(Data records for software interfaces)
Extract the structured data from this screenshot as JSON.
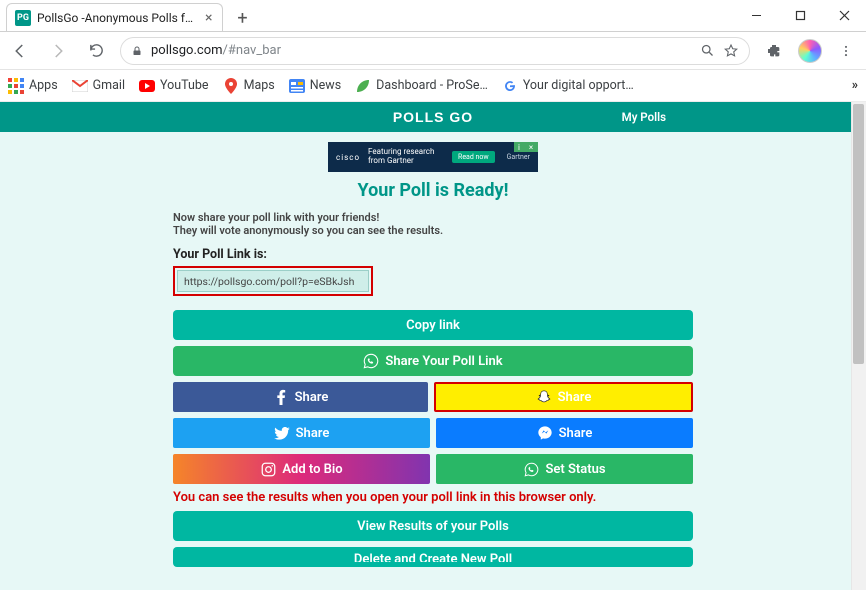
{
  "window": {
    "tab_title": "PollsGo -Anonymous Polls for W…",
    "favicon_text": "PG"
  },
  "toolbar": {
    "url_host": "pollsgo.com",
    "url_path": "/#nav_bar"
  },
  "bookmarks": {
    "apps": "Apps",
    "gmail": "Gmail",
    "youtube": "YouTube",
    "maps": "Maps",
    "news": "News",
    "dashboard": "Dashboard - ProSe…",
    "opport": "Your digital opport…"
  },
  "nav": {
    "brand": "POLLS GO",
    "my_polls": "My Polls"
  },
  "ad": {
    "vendor": "cisco",
    "line1": "Featuring research",
    "line2": "from Gartner",
    "cta": "Read now",
    "sponsor": "Gartner"
  },
  "page": {
    "headline": "Your Poll is Ready!",
    "sub1": "Now share your poll link with your friends!",
    "sub2": "They will vote anonymously so you can see the results.",
    "link_label": "Your Poll Link is:",
    "link_value": "https://pollsgo.com/poll?p=eSBkJsh",
    "copy": "Copy link",
    "share_wa": "Share Your Poll Link",
    "fb": "Share",
    "sc": "Share",
    "tw": "Share",
    "ms": "Share",
    "ig": "Add to Bio",
    "st": "Set Status",
    "warning": "You can see the results when you open your poll link in this browser only.",
    "view": "View Results of your Polls",
    "delete": "Delete and Create New Poll"
  }
}
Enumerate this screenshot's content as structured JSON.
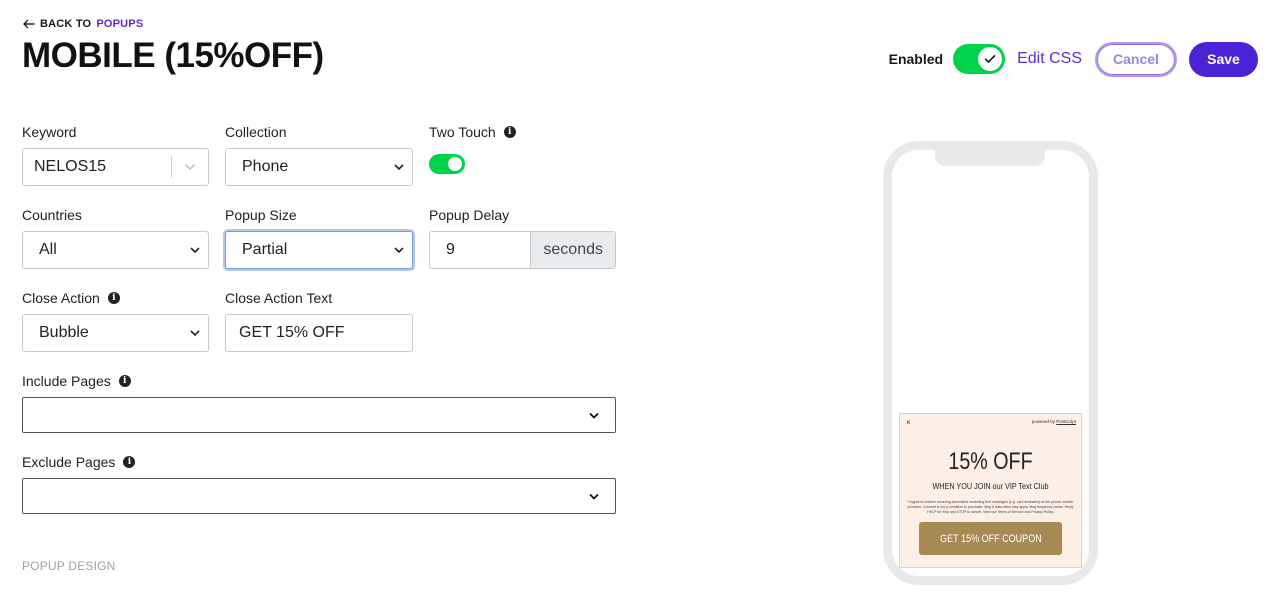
{
  "header": {
    "back_prefix": "BACK TO",
    "back_target": "POPUPS",
    "title": "MOBILE (15%OFF)",
    "enabled_label": "Enabled",
    "enabled": true,
    "edit_css_label": "Edit CSS",
    "cancel_label": "Cancel",
    "save_label": "Save"
  },
  "form": {
    "keyword": {
      "label": "Keyword",
      "value": "NELOS15"
    },
    "collection": {
      "label": "Collection",
      "value": "Phone"
    },
    "two_touch": {
      "label": "Two Touch",
      "enabled": true
    },
    "countries": {
      "label": "Countries",
      "value": "All"
    },
    "popup_size": {
      "label": "Popup Size",
      "value": "Partial"
    },
    "popup_delay": {
      "label": "Popup Delay",
      "value": "9",
      "unit": "seconds"
    },
    "close_action": {
      "label": "Close Action",
      "value": "Bubble"
    },
    "close_action_text": {
      "label": "Close Action Text",
      "value": "GET 15% OFF"
    },
    "include_pages": {
      "label": "Include Pages",
      "value": ""
    },
    "exclude_pages": {
      "label": "Exclude Pages",
      "value": ""
    },
    "section_popup_design": "POPUP DESIGN"
  },
  "preview": {
    "close": "×",
    "powered_prefix": "powered by",
    "powered_brand": "Postscript",
    "headline": "15% OFF",
    "subheadline": "WHEN YOU JOIN our VIP Text Club",
    "fine_print": "*I agree to receive recurring automated marketing text messages (e.g. cart reminders) at the phone number provided. Consent is not a condition to purchase. Msg & data rates may apply. Msg frequency varies. Reply HELP for help and STOP to cancel. View our Terms of Service and Privacy Policy.",
    "cta": "GET 15% OFF COUPON",
    "colors": {
      "background": "#fbefe6",
      "button": "#a88a55"
    }
  },
  "colors": {
    "accent": "#5a2bd6",
    "save": "#4b22d6",
    "toggle_on": "#00d34a"
  }
}
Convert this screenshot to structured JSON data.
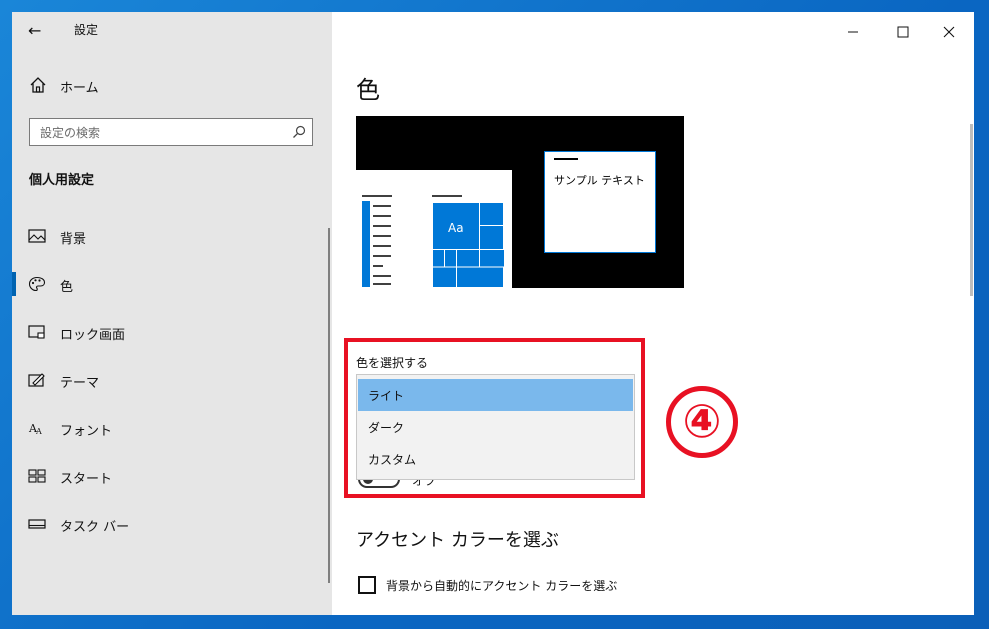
{
  "window": {
    "title": "設定"
  },
  "sidebar": {
    "home_label": "ホーム",
    "search_placeholder": "設定の検索",
    "section_title": "個人用設定",
    "items": [
      {
        "label": "背景",
        "icon": "picture-icon",
        "active": false
      },
      {
        "label": "色",
        "icon": "palette-icon",
        "active": true
      },
      {
        "label": "ロック画面",
        "icon": "lock-screen-icon",
        "active": false
      },
      {
        "label": "テーマ",
        "icon": "theme-icon",
        "active": false
      },
      {
        "label": "フォント",
        "icon": "font-icon",
        "active": false
      },
      {
        "label": "スタート",
        "icon": "start-icon",
        "active": false
      },
      {
        "label": "タスク バー",
        "icon": "taskbar-icon",
        "active": false
      }
    ]
  },
  "main": {
    "page_title": "色",
    "preview": {
      "tile_text": "Aa",
      "sample_text": "サンプル テキスト"
    },
    "choose_color_label": "色を選択する",
    "dropdown_options": [
      {
        "label": "ライト",
        "selected": true
      },
      {
        "label": "ダーク",
        "selected": false
      },
      {
        "label": "カスタム",
        "selected": false
      }
    ],
    "toggle_label": "オフ",
    "step_marker": "④",
    "accent_title": "アクセント カラーを選ぶ",
    "auto_accent_label": "背景から自動的にアクセント カラーを選ぶ"
  },
  "colors": {
    "accent": "#0078d7",
    "selected_option": "#7ab8ec",
    "highlight_red": "#e81123",
    "sidebar_bg": "#e6e6e6"
  }
}
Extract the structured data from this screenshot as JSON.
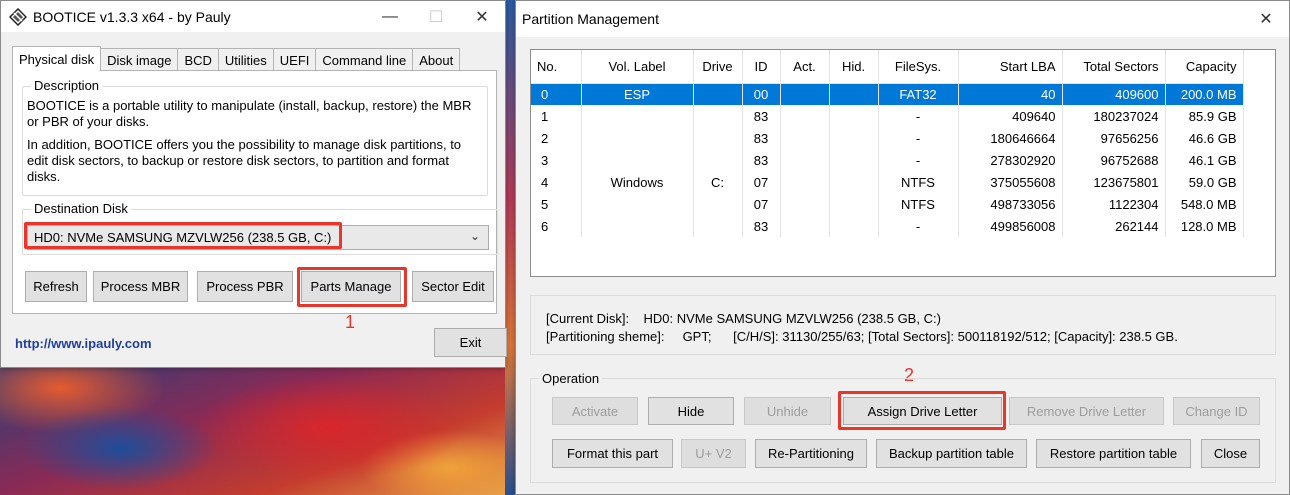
{
  "bootice": {
    "title": "BOOTICE v1.3.3 x64 - by Pauly",
    "tabs": [
      "Physical disk",
      "Disk image",
      "BCD",
      "Utilities",
      "UEFI",
      "Command line",
      "About"
    ],
    "description_legend": "Description",
    "description_p1": "BOOTICE is a portable utility to manipulate (install, backup, restore) the MBR or PBR of your disks.",
    "description_p2": "In addition, BOOTICE offers you the possibility to manage disk partitions, to edit disk sectors, to backup or restore disk sectors, to partition and format disks.",
    "destination_legend": "Destination Disk",
    "destination_value": "HD0: NVMe SAMSUNG MZVLW256 (238.5 GB, C:)",
    "buttons": {
      "refresh": "Refresh",
      "process_mbr": "Process MBR",
      "process_pbr": "Process PBR",
      "parts_manage": "Parts Manage",
      "sector_edit": "Sector Edit",
      "exit": "Exit"
    },
    "link": "http://www.ipauly.com",
    "step1": "1"
  },
  "partmgr": {
    "title": "Partition Management",
    "columns": [
      "No.",
      "Vol. Label",
      "Drive",
      "ID",
      "Act.",
      "Hid.",
      "FileSys.",
      "Start LBA",
      "Total Sectors",
      "Capacity"
    ],
    "rows": [
      [
        "0",
        "ESP",
        "",
        "00",
        "",
        "",
        "FAT32",
        "40",
        "409600",
        "200.0 MB"
      ],
      [
        "1",
        "",
        "",
        "83",
        "",
        "",
        "-",
        "409640",
        "180237024",
        "85.9 GB"
      ],
      [
        "2",
        "",
        "",
        "83",
        "",
        "",
        "-",
        "180646664",
        "97656256",
        "46.6 GB"
      ],
      [
        "3",
        "",
        "",
        "83",
        "",
        "",
        "-",
        "278302920",
        "96752688",
        "46.1 GB"
      ],
      [
        "4",
        "Windows",
        "C:",
        "07",
        "",
        "",
        "NTFS",
        "375055608",
        "123675801",
        "59.0 GB"
      ],
      [
        "5",
        "",
        "",
        "07",
        "",
        "",
        "NTFS",
        "498733056",
        "1122304",
        "548.0 MB"
      ],
      [
        "6",
        "",
        "",
        "83",
        "",
        "",
        "-",
        "499856008",
        "262144",
        "128.0 MB"
      ]
    ],
    "selected_row": 0,
    "info_line1": "[Current Disk]:    HD0: NVMe SAMSUNG MZVLW256 (238.5 GB, C:)",
    "info_line2": "[Partitioning sheme]:     GPT;      [C/H/S]: 31130/255/63; [Total Sectors]: 500118192/512; [Capacity]: 238.5 GB.",
    "operation_legend": "Operation",
    "buttons": {
      "activate": "Activate",
      "hide": "Hide",
      "unhide": "Unhide",
      "assign": "Assign Drive Letter",
      "remove": "Remove Drive Letter",
      "change_id": "Change ID",
      "format": "Format this part",
      "uv2": "U+ V2",
      "repartition": "Re-Partitioning",
      "backup": "Backup partition table",
      "restore": "Restore partition table",
      "close": "Close"
    },
    "step2": "2"
  },
  "colors": {
    "highlight": "#e8362a",
    "selection": "#0078d7",
    "link": "#1f3f9e"
  }
}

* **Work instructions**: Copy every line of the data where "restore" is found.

* **Answer to this problem**:
    "description_p1": "BOOTICE is a portable utility to manipulate (install, backup, restore) the MBR or PBR of your disks.",
    "description_p2": "In addition, BOOTICE offers you the possibility to manage disk partitions, to edit disk sectors, to backup or restore disk sectors, to partition and format disks.",
      "restore": "Restore partition table",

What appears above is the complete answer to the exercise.